Component data from apps and pages
***

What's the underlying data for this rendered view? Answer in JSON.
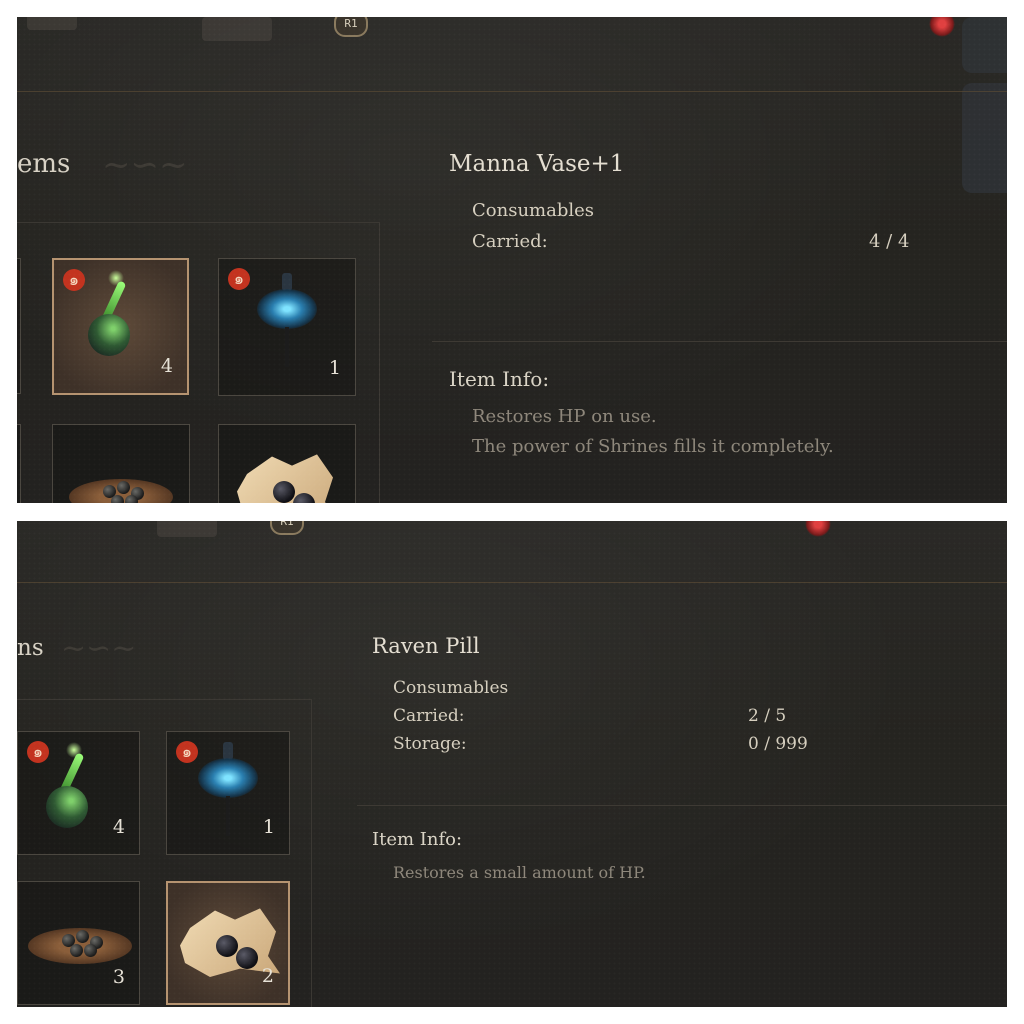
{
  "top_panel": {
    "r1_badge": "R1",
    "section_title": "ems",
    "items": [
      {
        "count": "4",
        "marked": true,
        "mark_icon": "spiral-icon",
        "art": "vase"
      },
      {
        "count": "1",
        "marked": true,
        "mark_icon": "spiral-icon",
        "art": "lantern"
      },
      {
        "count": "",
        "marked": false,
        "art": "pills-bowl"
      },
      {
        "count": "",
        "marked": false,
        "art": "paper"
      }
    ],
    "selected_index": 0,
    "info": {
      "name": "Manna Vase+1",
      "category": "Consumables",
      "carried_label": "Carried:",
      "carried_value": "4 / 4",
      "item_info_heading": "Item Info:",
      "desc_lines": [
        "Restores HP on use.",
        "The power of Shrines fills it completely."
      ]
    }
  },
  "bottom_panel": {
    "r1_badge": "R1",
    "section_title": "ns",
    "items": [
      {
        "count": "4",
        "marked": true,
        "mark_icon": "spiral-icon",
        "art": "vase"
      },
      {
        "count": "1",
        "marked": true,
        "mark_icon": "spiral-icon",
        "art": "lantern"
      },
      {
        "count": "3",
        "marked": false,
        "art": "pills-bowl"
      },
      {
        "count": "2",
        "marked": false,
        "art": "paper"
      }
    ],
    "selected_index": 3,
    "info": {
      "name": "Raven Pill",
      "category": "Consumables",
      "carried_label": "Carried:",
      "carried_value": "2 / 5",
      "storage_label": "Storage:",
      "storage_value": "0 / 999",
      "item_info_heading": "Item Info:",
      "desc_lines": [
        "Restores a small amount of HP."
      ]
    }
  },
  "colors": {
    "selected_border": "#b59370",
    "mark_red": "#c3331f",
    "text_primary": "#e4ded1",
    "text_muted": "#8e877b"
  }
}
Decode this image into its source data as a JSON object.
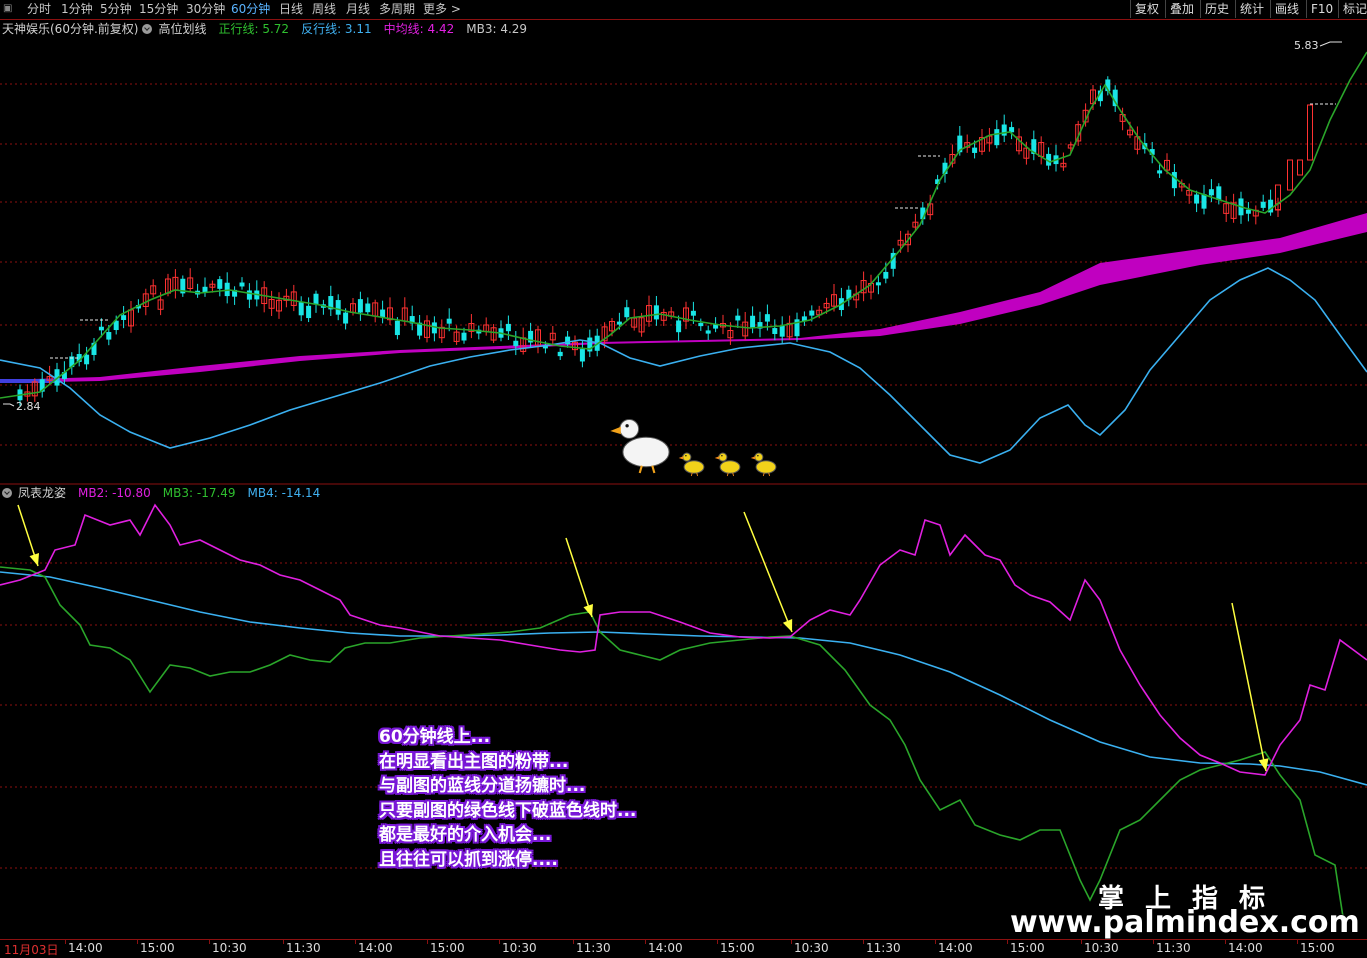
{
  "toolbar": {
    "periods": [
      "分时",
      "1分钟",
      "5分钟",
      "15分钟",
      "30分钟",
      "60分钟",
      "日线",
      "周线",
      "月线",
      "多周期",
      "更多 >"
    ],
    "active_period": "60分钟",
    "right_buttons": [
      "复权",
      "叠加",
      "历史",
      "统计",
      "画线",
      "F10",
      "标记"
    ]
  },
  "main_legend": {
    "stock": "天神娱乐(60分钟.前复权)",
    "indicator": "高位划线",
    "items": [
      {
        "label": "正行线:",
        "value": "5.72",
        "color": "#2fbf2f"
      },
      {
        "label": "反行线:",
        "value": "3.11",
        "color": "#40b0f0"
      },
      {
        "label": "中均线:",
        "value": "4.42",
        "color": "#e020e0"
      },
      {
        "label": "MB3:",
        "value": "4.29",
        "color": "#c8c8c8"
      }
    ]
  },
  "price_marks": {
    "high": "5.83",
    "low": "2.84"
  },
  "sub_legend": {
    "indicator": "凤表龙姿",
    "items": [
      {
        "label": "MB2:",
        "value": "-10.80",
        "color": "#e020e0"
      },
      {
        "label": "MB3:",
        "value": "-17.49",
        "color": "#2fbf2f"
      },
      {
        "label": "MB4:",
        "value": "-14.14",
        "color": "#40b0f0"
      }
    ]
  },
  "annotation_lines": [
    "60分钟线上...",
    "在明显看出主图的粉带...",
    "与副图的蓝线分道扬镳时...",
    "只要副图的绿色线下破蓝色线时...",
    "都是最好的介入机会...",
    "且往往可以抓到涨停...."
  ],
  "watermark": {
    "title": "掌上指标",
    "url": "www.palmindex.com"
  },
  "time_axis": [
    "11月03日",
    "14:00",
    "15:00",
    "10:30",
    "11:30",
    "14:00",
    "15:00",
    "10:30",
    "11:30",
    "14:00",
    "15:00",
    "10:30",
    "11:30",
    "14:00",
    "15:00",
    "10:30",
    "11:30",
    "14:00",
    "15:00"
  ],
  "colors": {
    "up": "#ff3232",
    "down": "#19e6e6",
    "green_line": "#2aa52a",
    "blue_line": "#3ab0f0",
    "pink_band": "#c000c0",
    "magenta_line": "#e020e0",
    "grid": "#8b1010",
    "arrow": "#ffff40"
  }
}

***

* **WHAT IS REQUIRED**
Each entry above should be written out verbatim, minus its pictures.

* **FINISHED TASK**
What's the underlying data for this rendered view? Answer in JSON.
{
  "top_panel": {
    "r1_badge": "R1",
    "section_title": "ems",
    "items": [
      {
        "count": "4",
        "marked": true,
        "mark_icon": "spiral-icon",
        "art": "vase"
      },
      {
        "count": "1",
        "marked": true,
        "mark_icon": "spiral-icon",
        "art": "lantern"
      },
      {
        "count": "",
        "marked": false,
        "art": "pills-bowl"
      },
      {
        "count": "",
        "marked": false,
        "art": "paper"
      }
    ],
    "selected_index": 0,
    "info": {
      "name": "Manna Vase+1",
      "category": "Consumables",
      "carried_label": "Carried:",
      "carried_value": "4 / 4",
      "item_info_heading": "Item Info:",
      "desc_lines": [
        "Restores HP on use.",
        "The power of Shrines fills it completely."
      ]
    }
  },
  "bottom_panel": {
    "r1_badge": "R1",
    "section_title": "ns",
    "items": [
      {
        "count": "4",
        "marked": true,
        "mark_icon": "spiral-icon",
        "art": "vase"
      },
      {
        "count": "1",
        "marked": true,
        "mark_icon": "spiral-icon",
        "art": "lantern"
      },
      {
        "count": "3",
        "marked": false,
        "art": "pills-bowl"
      },
      {
        "count": "2",
        "marked": false,
        "art": "paper"
      }
    ],
    "selected_index": 3,
    "info": {
      "name": "Raven Pill",
      "category": "Consumables",
      "carried_label": "Carried:",
      "carried_value": "2 / 5",
      "storage_label": "Storage:",
      "storage_value": "0 / 999",
      "item_info_heading": "Item Info:",
      "desc_lines": [
        "Restores a small amount of HP."
      ]
    }
  },
  "colors": {
    "selected_border": "#b59370",
    "mark_red": "#c3331f",
    "text_primary": "#e4ded1",
    "text_muted": "#8e877b"
  }
}
Decode this image into its source data as a JSON object.
{
  "toolbar": {
    "periods": [
      "分时",
      "1分钟",
      "5分钟",
      "15分钟",
      "30分钟",
      "60分钟",
      "日线",
      "周线",
      "月线",
      "多周期",
      "更多 >"
    ],
    "active_period": "60分钟",
    "right_buttons": [
      "复权",
      "叠加",
      "历史",
      "统计",
      "画线",
      "F10",
      "标记"
    ]
  },
  "main_legend": {
    "stock": "天神娱乐(60分钟.前复权)",
    "indicator": "高位划线",
    "items": [
      {
        "label": "正行线:",
        "value": "5.72",
        "color": "#2fbf2f"
      },
      {
        "label": "反行线:",
        "value": "3.11",
        "color": "#40b0f0"
      },
      {
        "label": "中均线:",
        "value": "4.42",
        "color": "#e020e0"
      },
      {
        "label": "MB3:",
        "value": "4.29",
        "color": "#c8c8c8"
      }
    ]
  },
  "price_marks": {
    "high": "5.83",
    "low": "2.84"
  },
  "sub_legend": {
    "indicator": "凤表龙姿",
    "items": [
      {
        "label": "MB2:",
        "value": "-10.80",
        "color": "#e020e0"
      },
      {
        "label": "MB3:",
        "value": "-17.49",
        "color": "#2fbf2f"
      },
      {
        "label": "MB4:",
        "value": "-14.14",
        "color": "#40b0f0"
      }
    ]
  },
  "annotation_lines": [
    "60分钟线上...",
    "在明显看出主图的粉带...",
    "与副图的蓝线分道扬镳时...",
    "只要副图的绿色线下破蓝色线时...",
    "都是最好的介入机会...",
    "且往往可以抓到涨停...."
  ],
  "watermark": {
    "title": "掌上指标",
    "url": "www.palmindex.com"
  },
  "time_axis": [
    "11月03日",
    "14:00",
    "15:00",
    "10:30",
    "11:30",
    "14:00",
    "15:00",
    "10:30",
    "11:30",
    "14:00",
    "15:00",
    "10:30",
    "11:30",
    "14:00",
    "15:00",
    "10:30",
    "11:30",
    "14:00",
    "15:00"
  ],
  "colors": {
    "up": "#ff3232",
    "down": "#19e6e6",
    "green_line": "#2aa52a",
    "blue_line": "#3ab0f0",
    "pink_band": "#c000c0",
    "magenta_line": "#e020e0",
    "grid": "#8b1010",
    "arrow": "#ffff40"
  }
}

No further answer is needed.